Rangers stun Angels with ninth-inning rally

Tepesch, bullpen set stage for Rosales' walk-off hit

Rangers stun Angels with ninth-inning rally

ARLINGTON -- By the bottom of the ninth inning Sunday, the Rangers appeared to be on the verge of wasting another fine outing by starter Nick Tepesch and another strong showing by their bullpen.

After all, offense has not been the Rangers' strong suit in a month in which they had scored more than four runs just twice in 15 games, and the Angels were three outs away from a three-game sweep with closer Huston Street on the mound looking for his third save in as many days.

This time something clicked for the Rangers. With no outs, Alex Rios, Adrian Beltre and Mike Carp each singled, the last base hit tying the game. Adam Rosales followed with a walk-off single to give the Rangers' a 3-2 victory and snap a four-game losing streak.

"Today we were able to cash it in," manager Ron Washington said. "We were able to get the big hit at the right time."

Rougned Odor drove in a run off Angels starter Hector Santiago in the fifth, but that was all the Rangers could muster until the climactic finish.

Washington was quick to point out that the big hit would never have been possible without Tepesch, who allowed two earned runs in seven-plus innings, and relievers Shawn Tolleson, Neal Cotts and Neftali Feliz, who combined for two scoreless innings.

The Angels had the bases loaded twice -- in the second inning against Tepesch and the eighth against Tolleson and Cotts -- but the Rangers' pitchers stood fast and the offense came through at the end to avoid a third-consecutive one-run loss.

"It all started with the pitching," Washington said. "We'd be up in here 'coming close' again if Tolleson and Cotts and Neffy and Tepesch wouldn't have done what they did today."

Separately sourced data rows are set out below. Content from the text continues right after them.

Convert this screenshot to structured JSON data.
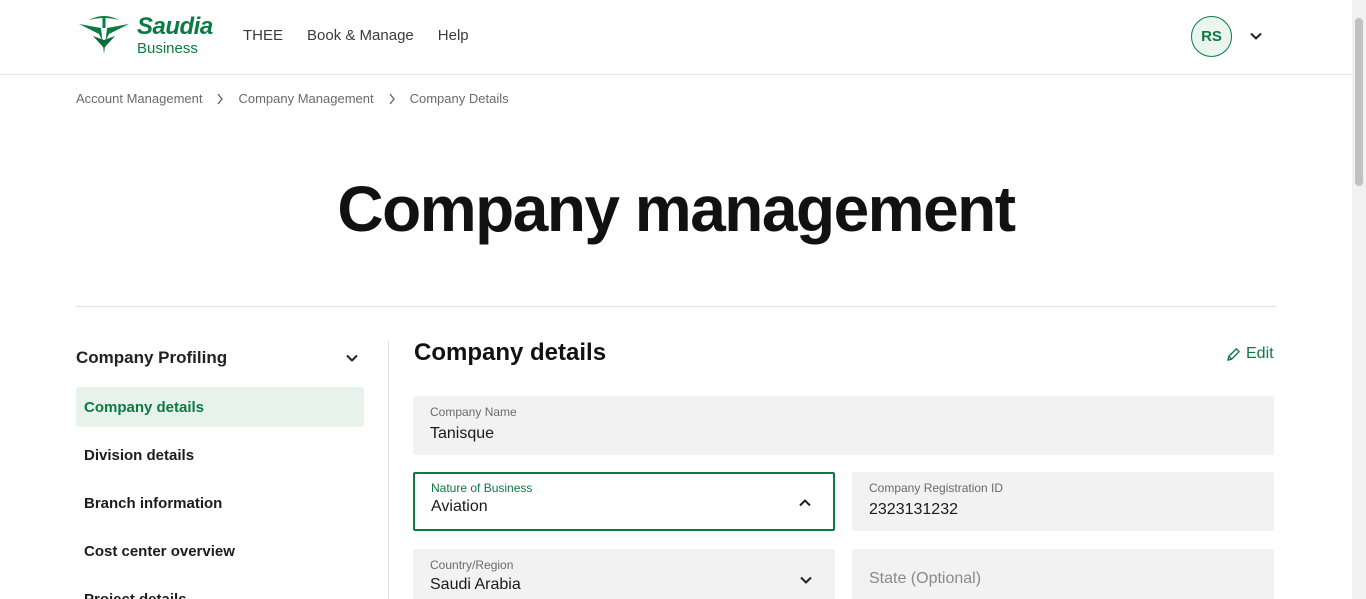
{
  "brand": {
    "name": "Saudia",
    "sub": "Business",
    "color": "#0c7a43"
  },
  "nav": {
    "items": [
      "THEE",
      "Book & Manage",
      "Help"
    ]
  },
  "user": {
    "initials": "RS"
  },
  "breadcrumb": [
    "Account Management",
    "Company Management",
    "Company Details"
  ],
  "page": {
    "title": "Company management"
  },
  "sidebar": {
    "heading": "Company Profiling",
    "items": [
      "Company details",
      "Division details",
      "Branch information",
      "Cost center overview",
      "Project details"
    ]
  },
  "main": {
    "title": "Company details",
    "edit_label": "Edit",
    "fields": {
      "company_name": {
        "label": "Company Name",
        "value": "Tanisque"
      },
      "nature_of_business": {
        "label": "Nature of Business",
        "value": "Aviation"
      },
      "registration_id": {
        "label": "Company Registration ID",
        "value": "2323131232"
      },
      "country": {
        "label": "Country/Region",
        "value": "Saudi Arabia"
      },
      "state": {
        "placeholder": "State (Optional)"
      }
    }
  }
}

Washington talked about "the new Nick Tepesch," noting that the second-year starter is beginning to take greater control of games as far as pitch selection and execution.

"Of our young pitchers, he's got the most experience out there," Washington said. "It's starting to come together for him."

Tepesch has allowed only four runs over 14 innings in his past two starts, lowering his season ERA from 4.84 to 4.15. He has allowed three or fewer runs in four consecutive starts, good for a 2.45 ERA during that stretch.

"I've got a better plan, what I want to do before I even step on the mound versus waiting to see the suggestion from the catcher," Tepesch said.

In the second inning, Tepesch allowed four consecutive singles to Erick Aybar, David Freese, Efren Navarro and Collin Cowgill. Two runs scored in that frame -- the latter on Kole Calhoun's RBI groundout -- but that was all Tepesch gave Los Angeles. The Angels managed six hits off him.

"That second inning there, they had the bases loaded with nobody out and I'd already given up a run," Tepesch said. "It was just a matter of minimizing the damage and trying to do what I can do to control myself and not let the situation control me."

Tepesch settled into a groove after the second inning. He retired eight of the last nine batters he faced and left after walking Mike Trout to start the eighth. That's when it got dicey again for Texas.

Tolleson relieved Tepesch and immediately gave up a double to Albert Pujols, putting men on second and third. The Rangers decided to walk Howie Kendrick to load the bases, and then Tolleson got both Aybar and Freese to strike out swinging.

"With the way the games have been so close lately with the Angels, I was thinking [I had to] stop damage more than limit it," Tolleson said.

With Navarro up, Washington elected to bring in Cotts for the lefty-lefty matchup. Cotts got Navarro swinging.

Feliz threw a perfect ninth, giving Rangers' relievers a low 0.40 ERA over their past six games. The Texas bullpen has allowed just one run in the past 22 2/3 innings.

In the bottom of the ninth, Rios and Beltre quickly reached base with singles and Carp, who had pinch-hit for J.P. Arencibia in the seventh, golfed a blooper to center on a pitch that was close to his shoes.

Then, with the outfield in, Rosales drove a ball to left over Cowgill's head for the game-winner. Those were the first runs Street has given up since the Angels traded for him on July 19.

"It's always a strange feeling when you don't get your job done," Street said. "It's not really strange so much as it's frustrating, but it happens, it's the game, that's why we play them. I didn't make very good pitches out there. That's the bottom line."

The Rangers were more than ready to celebrate being on the right side of a one-run margin.

"You think, eventually we're going to pull one of these out," Rosales said. "Today was that day and it was fun. It was much-needed."

Dave Sessions is a contributor to MLB.com. This story was not subject to the approval of Major League Baseball or its clubs.